This is a poem for the middle of the night. Here are the first six lines:
When despair for the world grows in me
and I wake in the night at the least sound
in fear of what my life and my children’s lives may be,
I go and lie down where the wood drake
rests in his beauty on the water, and the great heron feeds.
I come into the peace of wild things
His words make me want to respond in kind. To echo and borrow his rhythms:

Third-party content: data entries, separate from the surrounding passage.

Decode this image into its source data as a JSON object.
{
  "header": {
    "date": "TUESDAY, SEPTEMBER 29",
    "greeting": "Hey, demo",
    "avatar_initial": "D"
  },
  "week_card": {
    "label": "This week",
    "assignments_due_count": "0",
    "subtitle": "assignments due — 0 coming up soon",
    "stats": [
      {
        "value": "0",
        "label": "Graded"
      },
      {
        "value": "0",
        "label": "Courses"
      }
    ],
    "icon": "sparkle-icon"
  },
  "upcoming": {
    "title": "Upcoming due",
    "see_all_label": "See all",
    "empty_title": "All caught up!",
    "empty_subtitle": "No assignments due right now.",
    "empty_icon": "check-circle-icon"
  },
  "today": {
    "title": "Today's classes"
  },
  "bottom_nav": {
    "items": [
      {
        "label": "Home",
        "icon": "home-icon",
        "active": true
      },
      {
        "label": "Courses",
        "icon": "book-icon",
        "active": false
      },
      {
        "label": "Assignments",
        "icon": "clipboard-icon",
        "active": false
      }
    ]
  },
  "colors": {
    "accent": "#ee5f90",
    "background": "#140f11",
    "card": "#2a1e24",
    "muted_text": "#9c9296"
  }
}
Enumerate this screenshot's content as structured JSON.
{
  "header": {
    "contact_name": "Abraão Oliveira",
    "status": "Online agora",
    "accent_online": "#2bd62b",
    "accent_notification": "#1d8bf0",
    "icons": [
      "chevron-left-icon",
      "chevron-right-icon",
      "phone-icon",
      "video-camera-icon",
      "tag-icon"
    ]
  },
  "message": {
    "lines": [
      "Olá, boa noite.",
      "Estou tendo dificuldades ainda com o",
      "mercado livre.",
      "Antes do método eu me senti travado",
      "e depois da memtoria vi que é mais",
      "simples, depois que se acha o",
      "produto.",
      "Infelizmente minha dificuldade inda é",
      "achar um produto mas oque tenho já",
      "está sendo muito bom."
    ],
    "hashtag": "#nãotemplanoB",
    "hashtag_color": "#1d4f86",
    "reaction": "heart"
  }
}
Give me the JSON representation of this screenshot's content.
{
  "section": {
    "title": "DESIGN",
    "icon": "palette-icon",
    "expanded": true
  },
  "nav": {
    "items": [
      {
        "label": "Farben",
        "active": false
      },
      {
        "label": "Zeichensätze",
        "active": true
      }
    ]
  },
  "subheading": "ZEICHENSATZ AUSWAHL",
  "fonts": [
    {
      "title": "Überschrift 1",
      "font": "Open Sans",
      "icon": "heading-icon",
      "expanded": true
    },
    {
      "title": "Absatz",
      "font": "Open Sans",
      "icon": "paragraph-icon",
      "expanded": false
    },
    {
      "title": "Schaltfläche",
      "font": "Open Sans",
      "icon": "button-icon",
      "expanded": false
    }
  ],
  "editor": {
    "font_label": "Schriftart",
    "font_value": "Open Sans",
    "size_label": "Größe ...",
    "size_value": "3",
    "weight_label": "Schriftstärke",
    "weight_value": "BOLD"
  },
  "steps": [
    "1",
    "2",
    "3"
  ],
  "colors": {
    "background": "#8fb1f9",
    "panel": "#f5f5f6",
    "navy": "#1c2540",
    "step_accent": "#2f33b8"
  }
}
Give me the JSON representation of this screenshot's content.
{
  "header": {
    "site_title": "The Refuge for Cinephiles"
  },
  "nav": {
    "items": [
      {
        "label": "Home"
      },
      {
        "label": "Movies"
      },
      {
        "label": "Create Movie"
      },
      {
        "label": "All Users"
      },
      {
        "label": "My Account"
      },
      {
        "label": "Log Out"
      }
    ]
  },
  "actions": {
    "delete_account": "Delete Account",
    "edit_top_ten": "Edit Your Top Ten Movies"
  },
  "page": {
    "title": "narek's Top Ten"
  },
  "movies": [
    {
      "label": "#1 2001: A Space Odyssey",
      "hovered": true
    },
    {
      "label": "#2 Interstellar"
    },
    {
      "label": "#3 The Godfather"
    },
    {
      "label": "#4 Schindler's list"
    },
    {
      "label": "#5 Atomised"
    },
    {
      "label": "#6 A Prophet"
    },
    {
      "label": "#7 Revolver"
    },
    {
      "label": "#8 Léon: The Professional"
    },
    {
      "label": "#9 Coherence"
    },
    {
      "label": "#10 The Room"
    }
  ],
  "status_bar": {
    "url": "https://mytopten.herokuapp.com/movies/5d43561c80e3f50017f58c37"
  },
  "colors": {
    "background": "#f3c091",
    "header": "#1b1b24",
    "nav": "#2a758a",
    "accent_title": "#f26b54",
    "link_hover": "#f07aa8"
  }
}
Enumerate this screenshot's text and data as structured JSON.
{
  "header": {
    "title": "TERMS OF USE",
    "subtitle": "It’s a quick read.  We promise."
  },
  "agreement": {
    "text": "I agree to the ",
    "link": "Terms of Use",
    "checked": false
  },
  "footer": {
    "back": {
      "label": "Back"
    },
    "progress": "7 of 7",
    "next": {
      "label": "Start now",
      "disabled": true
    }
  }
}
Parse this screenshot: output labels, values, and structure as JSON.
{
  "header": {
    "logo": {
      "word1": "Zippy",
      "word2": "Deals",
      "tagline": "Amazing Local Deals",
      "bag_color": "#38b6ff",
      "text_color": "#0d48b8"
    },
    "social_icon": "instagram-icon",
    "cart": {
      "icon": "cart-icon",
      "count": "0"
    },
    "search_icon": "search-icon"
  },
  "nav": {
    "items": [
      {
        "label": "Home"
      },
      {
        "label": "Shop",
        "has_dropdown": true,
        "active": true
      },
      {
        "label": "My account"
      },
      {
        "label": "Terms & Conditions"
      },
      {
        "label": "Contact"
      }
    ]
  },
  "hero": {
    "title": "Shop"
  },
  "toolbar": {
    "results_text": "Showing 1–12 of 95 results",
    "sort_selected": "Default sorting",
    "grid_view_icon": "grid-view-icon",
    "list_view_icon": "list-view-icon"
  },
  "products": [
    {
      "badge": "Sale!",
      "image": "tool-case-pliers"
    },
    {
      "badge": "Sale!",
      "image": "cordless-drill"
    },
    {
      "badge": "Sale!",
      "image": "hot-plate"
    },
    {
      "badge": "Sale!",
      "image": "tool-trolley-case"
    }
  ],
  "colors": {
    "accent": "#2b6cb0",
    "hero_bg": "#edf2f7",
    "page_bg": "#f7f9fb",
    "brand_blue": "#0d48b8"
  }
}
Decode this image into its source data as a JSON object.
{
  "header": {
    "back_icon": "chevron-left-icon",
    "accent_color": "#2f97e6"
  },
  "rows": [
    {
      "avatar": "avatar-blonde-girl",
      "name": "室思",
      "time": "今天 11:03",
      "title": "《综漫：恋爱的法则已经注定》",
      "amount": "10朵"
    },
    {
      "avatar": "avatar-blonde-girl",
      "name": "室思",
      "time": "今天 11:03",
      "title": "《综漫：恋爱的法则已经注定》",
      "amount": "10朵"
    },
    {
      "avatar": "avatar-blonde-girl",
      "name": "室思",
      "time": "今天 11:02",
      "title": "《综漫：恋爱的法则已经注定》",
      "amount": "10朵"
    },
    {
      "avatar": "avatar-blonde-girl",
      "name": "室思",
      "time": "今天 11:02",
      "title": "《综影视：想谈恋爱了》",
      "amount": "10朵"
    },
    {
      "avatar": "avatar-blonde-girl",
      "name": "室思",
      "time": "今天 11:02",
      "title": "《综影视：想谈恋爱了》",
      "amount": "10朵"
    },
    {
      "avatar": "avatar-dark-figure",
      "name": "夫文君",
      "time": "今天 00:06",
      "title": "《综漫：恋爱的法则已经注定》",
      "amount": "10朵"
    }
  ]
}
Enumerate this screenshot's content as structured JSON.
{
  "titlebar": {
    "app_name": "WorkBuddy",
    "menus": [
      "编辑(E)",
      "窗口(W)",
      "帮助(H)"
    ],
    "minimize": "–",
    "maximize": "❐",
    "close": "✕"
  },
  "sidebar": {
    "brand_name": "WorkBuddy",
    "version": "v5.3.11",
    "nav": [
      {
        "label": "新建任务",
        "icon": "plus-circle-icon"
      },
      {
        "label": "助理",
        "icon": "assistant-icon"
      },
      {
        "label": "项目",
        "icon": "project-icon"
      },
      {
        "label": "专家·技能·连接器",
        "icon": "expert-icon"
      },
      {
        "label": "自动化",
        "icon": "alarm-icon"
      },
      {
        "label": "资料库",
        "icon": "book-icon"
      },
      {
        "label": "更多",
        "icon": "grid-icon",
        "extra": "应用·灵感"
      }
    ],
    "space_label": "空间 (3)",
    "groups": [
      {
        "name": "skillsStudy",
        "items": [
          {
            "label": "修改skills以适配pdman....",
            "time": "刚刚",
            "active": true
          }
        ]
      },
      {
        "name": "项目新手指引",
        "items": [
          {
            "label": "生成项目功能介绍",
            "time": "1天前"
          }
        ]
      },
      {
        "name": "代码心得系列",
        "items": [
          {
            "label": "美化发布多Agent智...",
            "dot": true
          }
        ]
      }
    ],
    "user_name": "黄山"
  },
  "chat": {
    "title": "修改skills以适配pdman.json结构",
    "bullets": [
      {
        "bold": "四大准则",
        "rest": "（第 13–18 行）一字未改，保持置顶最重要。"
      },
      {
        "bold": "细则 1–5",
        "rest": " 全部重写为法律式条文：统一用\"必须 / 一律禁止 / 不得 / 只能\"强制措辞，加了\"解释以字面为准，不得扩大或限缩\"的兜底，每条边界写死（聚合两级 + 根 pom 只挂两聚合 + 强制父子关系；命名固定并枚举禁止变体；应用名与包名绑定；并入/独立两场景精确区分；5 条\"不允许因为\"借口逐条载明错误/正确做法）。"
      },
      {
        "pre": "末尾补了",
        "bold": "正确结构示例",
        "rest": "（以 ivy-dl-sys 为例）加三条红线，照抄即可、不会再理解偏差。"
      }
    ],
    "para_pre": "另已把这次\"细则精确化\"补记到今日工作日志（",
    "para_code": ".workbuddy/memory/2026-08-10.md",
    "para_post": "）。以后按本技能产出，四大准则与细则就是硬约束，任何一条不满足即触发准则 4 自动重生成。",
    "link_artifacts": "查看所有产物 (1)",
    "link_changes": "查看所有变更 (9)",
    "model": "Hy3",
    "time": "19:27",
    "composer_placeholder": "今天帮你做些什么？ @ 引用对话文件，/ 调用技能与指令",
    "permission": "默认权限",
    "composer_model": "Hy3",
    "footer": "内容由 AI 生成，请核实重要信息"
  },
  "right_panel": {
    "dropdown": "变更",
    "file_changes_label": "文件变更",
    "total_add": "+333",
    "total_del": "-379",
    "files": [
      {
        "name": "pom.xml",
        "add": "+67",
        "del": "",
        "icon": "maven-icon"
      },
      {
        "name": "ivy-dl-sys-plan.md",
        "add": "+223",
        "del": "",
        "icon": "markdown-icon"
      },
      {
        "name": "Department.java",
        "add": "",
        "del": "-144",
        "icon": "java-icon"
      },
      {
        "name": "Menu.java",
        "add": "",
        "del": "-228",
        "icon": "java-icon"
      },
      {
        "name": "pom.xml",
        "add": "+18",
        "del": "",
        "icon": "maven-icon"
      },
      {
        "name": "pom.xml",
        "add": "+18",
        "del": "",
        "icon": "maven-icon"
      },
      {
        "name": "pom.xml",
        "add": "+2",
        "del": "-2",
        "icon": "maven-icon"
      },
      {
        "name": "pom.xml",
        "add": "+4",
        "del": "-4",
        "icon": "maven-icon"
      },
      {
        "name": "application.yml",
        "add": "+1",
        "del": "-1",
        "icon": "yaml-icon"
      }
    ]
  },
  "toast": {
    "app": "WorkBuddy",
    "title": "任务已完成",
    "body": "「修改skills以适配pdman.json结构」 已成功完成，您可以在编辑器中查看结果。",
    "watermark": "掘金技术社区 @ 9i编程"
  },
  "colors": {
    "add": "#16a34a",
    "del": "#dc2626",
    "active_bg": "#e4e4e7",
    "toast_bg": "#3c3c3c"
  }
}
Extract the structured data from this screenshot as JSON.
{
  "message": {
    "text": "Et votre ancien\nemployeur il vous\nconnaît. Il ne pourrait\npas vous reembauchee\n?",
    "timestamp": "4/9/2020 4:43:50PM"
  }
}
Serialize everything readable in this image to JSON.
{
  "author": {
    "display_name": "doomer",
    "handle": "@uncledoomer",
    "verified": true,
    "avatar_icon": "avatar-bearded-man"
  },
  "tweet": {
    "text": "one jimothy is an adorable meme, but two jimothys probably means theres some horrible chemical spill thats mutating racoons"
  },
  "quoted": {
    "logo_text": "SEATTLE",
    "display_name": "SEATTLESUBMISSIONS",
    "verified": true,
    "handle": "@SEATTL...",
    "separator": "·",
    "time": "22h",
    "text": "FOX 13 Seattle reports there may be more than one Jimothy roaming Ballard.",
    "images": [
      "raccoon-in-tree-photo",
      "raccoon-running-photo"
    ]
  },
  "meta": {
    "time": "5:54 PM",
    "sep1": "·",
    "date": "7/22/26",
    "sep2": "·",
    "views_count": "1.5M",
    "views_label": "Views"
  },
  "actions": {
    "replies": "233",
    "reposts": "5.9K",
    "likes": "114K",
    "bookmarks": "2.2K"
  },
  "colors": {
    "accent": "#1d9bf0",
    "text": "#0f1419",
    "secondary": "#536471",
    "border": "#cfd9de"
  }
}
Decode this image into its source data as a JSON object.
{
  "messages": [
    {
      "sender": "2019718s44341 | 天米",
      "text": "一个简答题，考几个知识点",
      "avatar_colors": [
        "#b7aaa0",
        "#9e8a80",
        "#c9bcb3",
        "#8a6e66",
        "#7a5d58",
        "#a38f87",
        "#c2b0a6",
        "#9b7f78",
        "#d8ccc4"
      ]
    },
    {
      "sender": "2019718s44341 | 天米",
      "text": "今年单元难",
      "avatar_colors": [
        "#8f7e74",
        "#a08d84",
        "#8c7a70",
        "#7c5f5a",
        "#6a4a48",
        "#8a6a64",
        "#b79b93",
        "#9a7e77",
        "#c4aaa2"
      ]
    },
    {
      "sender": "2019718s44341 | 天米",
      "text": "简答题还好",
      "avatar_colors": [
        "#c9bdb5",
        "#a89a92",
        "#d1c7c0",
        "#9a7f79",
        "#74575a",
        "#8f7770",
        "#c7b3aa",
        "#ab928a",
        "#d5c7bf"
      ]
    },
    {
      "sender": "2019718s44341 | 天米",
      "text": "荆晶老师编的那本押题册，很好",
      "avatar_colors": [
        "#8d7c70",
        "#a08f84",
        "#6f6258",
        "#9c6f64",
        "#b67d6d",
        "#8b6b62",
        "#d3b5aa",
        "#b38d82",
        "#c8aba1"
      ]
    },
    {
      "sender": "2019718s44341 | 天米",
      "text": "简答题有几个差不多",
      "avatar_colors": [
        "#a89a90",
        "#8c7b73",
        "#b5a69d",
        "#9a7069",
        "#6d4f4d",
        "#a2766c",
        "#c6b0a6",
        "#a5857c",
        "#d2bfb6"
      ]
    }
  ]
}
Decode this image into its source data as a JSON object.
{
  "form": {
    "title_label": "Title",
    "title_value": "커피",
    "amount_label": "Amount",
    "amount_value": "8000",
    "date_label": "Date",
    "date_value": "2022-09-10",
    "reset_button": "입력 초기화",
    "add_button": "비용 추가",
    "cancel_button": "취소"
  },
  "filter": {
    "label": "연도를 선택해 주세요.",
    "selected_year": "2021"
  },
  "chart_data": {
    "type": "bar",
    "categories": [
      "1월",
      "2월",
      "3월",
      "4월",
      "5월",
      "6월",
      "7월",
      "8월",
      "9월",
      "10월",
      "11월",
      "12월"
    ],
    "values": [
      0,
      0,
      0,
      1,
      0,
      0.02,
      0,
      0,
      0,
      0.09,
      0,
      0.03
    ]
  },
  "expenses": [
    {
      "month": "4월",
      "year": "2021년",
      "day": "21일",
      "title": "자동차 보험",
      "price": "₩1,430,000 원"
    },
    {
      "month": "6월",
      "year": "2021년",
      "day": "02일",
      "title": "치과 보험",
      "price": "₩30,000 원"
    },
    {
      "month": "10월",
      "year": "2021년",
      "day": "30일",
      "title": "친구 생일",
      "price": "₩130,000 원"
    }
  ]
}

When despair for my life and the life of those whom I love grows in me and when I wake in the night and the fear is there like an old visitor, I go out to the kitchen and I make, again, a mug of hot cocoa, and I remember, if only for a moment, the breezeway in my grandmother’s house, the coolness against my bare feet, the way it led out to the patio and the small table there, the fence around the yard, and the flowers against the fence, hollyhocks and four o’clocks and lilac. I feel how that place is still present because I can remember it and with that I come into the peace of my grandmother’s garden.